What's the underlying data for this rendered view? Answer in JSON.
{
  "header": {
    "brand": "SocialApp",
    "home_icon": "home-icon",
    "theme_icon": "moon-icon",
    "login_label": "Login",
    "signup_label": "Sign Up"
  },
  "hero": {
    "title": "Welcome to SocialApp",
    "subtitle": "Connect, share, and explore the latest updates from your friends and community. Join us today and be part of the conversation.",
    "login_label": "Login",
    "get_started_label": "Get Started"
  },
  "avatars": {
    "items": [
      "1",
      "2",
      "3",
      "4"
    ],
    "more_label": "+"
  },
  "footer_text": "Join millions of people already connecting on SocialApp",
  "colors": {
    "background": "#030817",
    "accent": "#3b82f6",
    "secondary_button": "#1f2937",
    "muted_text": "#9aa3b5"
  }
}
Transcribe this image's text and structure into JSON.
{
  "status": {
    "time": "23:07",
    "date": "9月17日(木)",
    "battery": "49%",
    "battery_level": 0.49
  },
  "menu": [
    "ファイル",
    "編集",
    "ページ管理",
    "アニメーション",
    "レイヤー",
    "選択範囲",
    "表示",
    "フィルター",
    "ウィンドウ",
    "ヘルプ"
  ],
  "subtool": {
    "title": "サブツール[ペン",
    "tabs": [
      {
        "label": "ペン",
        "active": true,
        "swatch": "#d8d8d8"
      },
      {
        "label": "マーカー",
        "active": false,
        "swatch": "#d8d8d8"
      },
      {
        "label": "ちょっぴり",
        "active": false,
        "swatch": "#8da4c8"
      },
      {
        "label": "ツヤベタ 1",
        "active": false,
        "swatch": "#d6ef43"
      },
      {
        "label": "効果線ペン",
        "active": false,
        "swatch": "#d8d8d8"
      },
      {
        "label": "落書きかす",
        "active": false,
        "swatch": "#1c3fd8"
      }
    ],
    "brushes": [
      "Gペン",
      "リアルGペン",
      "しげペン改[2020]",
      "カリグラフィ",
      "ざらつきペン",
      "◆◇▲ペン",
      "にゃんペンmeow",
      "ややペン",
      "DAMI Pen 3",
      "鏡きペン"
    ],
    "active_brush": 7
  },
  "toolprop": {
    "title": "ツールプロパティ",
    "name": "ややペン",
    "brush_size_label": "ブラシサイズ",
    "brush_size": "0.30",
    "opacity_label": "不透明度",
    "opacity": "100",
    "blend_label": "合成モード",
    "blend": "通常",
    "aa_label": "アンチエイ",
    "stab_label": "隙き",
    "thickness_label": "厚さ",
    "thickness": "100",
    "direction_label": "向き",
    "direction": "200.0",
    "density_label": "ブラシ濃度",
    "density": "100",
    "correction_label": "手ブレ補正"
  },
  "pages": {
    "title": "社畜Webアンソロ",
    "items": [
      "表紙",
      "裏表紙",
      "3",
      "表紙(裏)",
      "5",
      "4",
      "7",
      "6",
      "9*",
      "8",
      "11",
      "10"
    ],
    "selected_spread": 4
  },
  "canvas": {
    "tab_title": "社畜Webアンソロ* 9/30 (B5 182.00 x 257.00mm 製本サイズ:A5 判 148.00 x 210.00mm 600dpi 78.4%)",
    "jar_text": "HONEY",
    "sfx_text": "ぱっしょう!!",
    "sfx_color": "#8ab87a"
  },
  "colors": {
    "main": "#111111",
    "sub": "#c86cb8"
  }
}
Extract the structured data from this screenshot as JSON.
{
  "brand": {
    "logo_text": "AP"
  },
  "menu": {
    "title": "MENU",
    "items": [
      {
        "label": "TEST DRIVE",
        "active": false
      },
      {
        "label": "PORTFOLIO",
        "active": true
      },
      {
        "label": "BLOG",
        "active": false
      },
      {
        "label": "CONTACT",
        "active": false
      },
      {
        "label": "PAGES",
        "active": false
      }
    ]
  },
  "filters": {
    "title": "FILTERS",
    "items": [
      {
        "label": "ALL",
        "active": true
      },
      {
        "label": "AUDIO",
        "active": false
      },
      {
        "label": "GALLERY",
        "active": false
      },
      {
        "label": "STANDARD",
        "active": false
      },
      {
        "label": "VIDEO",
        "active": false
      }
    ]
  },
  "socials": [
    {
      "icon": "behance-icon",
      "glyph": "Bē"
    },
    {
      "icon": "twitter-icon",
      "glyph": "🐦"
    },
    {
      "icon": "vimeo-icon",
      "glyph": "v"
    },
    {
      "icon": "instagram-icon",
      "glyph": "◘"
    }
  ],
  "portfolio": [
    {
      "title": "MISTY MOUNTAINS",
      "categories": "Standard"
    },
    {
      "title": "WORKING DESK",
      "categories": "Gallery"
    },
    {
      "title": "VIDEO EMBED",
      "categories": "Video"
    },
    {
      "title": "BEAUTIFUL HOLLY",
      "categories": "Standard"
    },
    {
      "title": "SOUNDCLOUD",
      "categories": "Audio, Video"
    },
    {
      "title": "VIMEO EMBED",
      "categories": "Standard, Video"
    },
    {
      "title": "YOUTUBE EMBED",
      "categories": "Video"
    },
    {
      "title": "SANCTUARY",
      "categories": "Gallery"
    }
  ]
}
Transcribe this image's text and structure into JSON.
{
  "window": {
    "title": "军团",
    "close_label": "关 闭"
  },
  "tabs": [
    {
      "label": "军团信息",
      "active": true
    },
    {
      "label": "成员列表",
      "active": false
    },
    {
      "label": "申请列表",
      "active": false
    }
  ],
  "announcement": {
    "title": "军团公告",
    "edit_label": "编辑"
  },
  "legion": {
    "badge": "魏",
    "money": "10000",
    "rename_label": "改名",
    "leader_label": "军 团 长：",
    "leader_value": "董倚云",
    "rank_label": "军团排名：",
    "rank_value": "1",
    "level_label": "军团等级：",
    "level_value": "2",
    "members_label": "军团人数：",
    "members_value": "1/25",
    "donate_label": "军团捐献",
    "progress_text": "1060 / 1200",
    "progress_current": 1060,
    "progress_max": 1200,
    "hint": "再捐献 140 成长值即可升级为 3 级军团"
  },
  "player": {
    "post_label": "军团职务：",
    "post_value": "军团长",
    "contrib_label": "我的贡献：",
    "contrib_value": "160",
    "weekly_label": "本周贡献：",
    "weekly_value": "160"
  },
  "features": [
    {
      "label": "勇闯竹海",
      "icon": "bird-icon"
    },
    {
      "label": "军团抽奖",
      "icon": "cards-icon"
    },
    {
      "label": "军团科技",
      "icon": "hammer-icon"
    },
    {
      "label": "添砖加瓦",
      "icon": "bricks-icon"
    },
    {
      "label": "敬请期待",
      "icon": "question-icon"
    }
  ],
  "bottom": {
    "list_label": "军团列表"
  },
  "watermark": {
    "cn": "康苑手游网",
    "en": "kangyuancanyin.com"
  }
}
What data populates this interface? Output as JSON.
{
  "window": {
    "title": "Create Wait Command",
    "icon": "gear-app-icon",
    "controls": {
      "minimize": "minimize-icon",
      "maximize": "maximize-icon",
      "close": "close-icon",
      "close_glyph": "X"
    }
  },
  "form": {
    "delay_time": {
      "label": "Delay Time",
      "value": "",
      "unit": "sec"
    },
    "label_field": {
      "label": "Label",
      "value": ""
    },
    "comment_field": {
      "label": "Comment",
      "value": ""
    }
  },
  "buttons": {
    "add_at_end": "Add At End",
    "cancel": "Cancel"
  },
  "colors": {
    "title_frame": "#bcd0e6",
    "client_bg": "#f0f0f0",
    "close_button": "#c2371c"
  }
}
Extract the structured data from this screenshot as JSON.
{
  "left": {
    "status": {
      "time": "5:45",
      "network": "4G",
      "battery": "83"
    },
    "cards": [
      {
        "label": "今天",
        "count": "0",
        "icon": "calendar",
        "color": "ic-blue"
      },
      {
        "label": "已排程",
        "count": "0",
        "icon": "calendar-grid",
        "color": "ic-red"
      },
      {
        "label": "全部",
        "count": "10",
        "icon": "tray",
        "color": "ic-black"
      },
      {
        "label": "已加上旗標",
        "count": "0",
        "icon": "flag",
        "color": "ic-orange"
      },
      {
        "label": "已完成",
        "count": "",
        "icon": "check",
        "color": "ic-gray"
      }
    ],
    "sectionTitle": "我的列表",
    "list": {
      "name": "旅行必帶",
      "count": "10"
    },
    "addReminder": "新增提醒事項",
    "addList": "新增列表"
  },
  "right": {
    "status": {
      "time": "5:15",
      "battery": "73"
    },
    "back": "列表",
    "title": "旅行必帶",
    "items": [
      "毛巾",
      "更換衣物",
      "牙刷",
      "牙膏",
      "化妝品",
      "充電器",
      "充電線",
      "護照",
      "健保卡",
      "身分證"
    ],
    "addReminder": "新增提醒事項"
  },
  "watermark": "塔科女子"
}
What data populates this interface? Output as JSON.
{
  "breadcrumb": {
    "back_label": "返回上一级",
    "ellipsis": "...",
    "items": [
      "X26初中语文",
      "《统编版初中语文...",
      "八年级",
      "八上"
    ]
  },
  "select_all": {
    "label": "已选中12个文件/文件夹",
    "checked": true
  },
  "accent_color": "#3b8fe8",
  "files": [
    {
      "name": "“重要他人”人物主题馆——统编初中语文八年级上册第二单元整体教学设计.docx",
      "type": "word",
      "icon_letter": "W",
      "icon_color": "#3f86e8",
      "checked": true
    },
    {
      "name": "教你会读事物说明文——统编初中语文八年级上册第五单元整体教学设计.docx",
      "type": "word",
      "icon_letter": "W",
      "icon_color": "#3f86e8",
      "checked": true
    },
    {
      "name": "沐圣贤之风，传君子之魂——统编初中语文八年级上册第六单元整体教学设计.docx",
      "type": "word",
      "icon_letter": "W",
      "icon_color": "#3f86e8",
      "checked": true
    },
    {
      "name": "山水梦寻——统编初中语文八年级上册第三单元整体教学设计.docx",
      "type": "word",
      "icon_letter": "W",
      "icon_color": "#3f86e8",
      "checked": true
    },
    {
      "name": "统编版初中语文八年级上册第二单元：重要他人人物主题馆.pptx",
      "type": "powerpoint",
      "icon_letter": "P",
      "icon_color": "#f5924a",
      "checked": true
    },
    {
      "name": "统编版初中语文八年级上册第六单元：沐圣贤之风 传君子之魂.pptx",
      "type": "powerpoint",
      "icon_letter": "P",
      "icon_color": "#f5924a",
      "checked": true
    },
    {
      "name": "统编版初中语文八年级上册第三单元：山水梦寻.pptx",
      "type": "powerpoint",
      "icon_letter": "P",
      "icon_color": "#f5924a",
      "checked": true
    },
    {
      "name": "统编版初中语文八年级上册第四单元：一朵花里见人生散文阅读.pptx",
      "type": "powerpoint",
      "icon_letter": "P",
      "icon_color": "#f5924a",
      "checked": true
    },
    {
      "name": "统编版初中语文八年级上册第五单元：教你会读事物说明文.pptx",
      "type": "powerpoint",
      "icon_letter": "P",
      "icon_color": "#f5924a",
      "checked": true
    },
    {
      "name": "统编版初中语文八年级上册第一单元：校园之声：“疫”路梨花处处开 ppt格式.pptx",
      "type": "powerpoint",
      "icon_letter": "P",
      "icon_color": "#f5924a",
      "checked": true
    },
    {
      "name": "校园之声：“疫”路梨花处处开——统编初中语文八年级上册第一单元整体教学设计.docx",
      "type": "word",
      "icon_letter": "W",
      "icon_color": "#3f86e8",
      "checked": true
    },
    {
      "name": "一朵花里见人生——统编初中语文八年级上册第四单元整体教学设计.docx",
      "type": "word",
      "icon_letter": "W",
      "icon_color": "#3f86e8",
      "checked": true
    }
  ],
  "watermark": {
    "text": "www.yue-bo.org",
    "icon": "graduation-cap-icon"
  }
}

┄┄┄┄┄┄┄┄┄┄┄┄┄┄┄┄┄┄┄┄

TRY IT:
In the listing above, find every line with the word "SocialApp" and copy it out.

THE ANSWER:
    "brand": "SocialApp",
    "title": "Welcome to SocialApp",
  "footer_text": "Join millions of people already connecting on SocialApp",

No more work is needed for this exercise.